Northern Sicily’s seven volcanic Aeolian Islands
26 September 2022
What are the Aeolian Islands and where are they located?
Where are the Aeolian Islands? Also known as the Lipari Islands, they are part of one of Sicily's three archipelagos, the other two being the Egadi and Pelagie Islands.
They are found in the southern Tyrrhenian Sea, up off the northern Sicilian coast and opposite the Tyrrhenian coast of Messina. They belong to the metropolitan city of Messina.
The seven islands are: Lipari, Salina, Vulcano, Stromboli with the Strombolicchio islet, Filicudi, Alicudi, and Panarea with the islets of Basiluzzo, Dattilo and Lisca Bianca.
History and information on the Aeolian Islands
Legend has it that the islands were named after Aeolus, a Greek prince who ruled a colony there and could predict the weather from the shape of the clouds of vapour above one of the volcanoes.
The Aeolian Islands were submarine volcanoes that emerged from the waters around 700,000 years ago. Subsequent eruptions over the millennia have led to the formation of pumice stone and obsidian, which, being so sharp, is perfect for making tools. The export of obsidian throughout the Mediterranean brought great prosperity to the archipelago.
In the early Middle Ages, Lipari was a pilgrimage destination, and miraculous events flourished across the Aeolian Islands. Dioceses and monasteries were opened to repopulate uninhabited areas and revive land cultivation.
The history of the islands is marked by the arrival of the ferocious Turkish pirate Ariadeno Barbarossa, who ransacked and destroyed Lipari, deporting 9,000 inhabitants.
Why the Aeolian Islands are a UNESCO site
The seven volcanic islands of the Aeolian Islands were added to the UNESCO World Heritage List in December 2000 due to their specific nature: the volcanic archipelago represents an important model for the study of volcanology worldwide.
The Aeolian Islands are considered a veritable laboratory that has long provided opportunities for study: observed since the 18th century, they have provided geologists with fundamental information.
Volcanic activity is monitored by the National Institute of Geophysics and Volcanology in Catania. The site also boasts majestic sea stacks, wonderful beaches, coves and caves, as well as its extraordinary seabed.
7 stops to visit in the Aeolian Islands
Your first destination has to be Lipari, the largest island and home to the 'capital' of the Aeolian Islands, the municipality of Lipari, which includes the entire archipelago except Salina. Brimming with cultural and scenic beauty, it is lively and bustling. Via Vittorio Emanuele is a focal point with its narrow streets, restaurants and small shops, while the most popular social space is the small square of Marina Corta. Also not to be missed is the Archaeological Museum in Lipari Castle.
Despite being the most mundane of the islands, Panarea still has an unending, wild charm, with its untamed nature and sea. It is characterised by its maze of streets and whitewashed houses and is surrounded by a series of islets and rock formations.

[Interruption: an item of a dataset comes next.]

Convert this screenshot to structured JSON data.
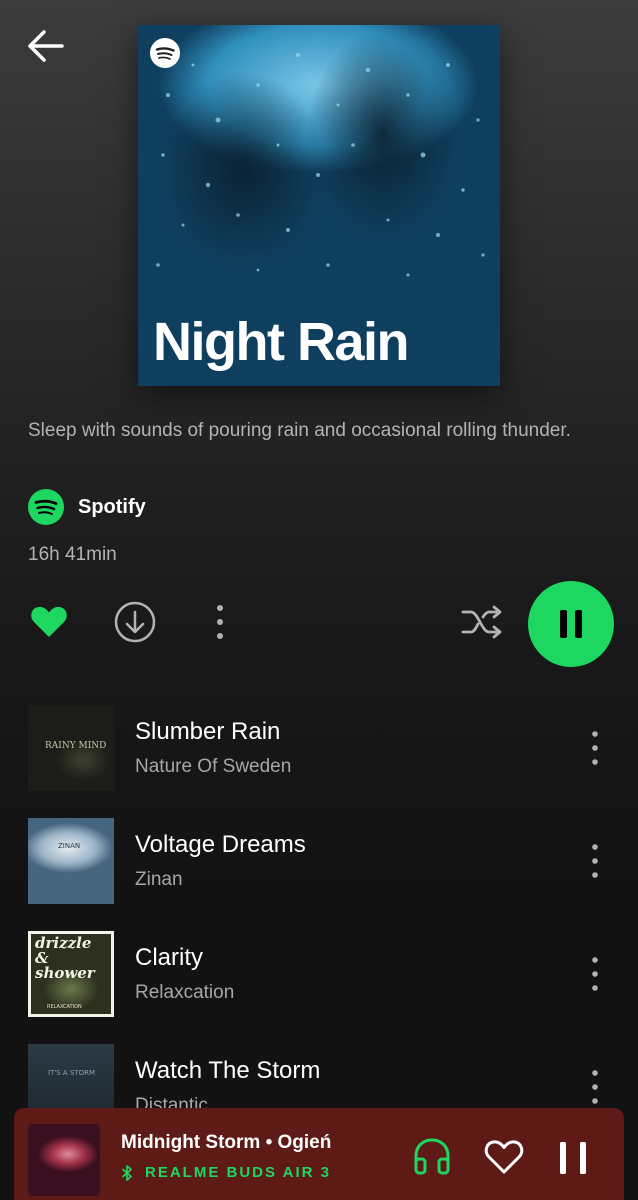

The island of Vulcano has a wild, rugged nature. It has been known since ancient times for its therapeutic thermal springs and mud baths, making it a popular destination for relaxing holidays. Besides the sea heated by fumaroles and the black sandy beaches, the Great Fossa Crater is a truly unmissable attraction.
The island of Salina is also called the Green Island, thanks to its rich and lush nature that produces delicious capers and is home to vineyards where the best quality Malvasia has been produced for centuries. Its name derives from the brackish water lake in the hamlet of Lingua, once used as a saltworks. The blue sea provides a backdrop to incredibly scenic beaches such as Pollara Beach, made particularly iconic by the film Il Postino starring Massimo Troisi.
Alicudi e Filicudi are the westernmost islands of the archipelago, characterised by the craters of extinct volcanoes, enchanting wilderness and lush underwater environments.
Our last stop is the island of Stromboli, to admire the Sciara del Fuoco, a talus scree running down from the volcano's crater to the sea, formed by lava, lapilli and glowing slag. From here, you can enjoy wonderful views of Stromboli’s eruptions.
Typical Aeolian products: 2 delicacies to taste
The first local product you must try is the Malvasia, a PDO wine defined by Guy de Maupassant the "wine of the volcanoes". It comes in three variants: white, fortified and raisin wine, made from grapes dried naturally in the sun on trellises of canes.
Sicilian capers are another typical delicacy that has become a Slow Food Presidium.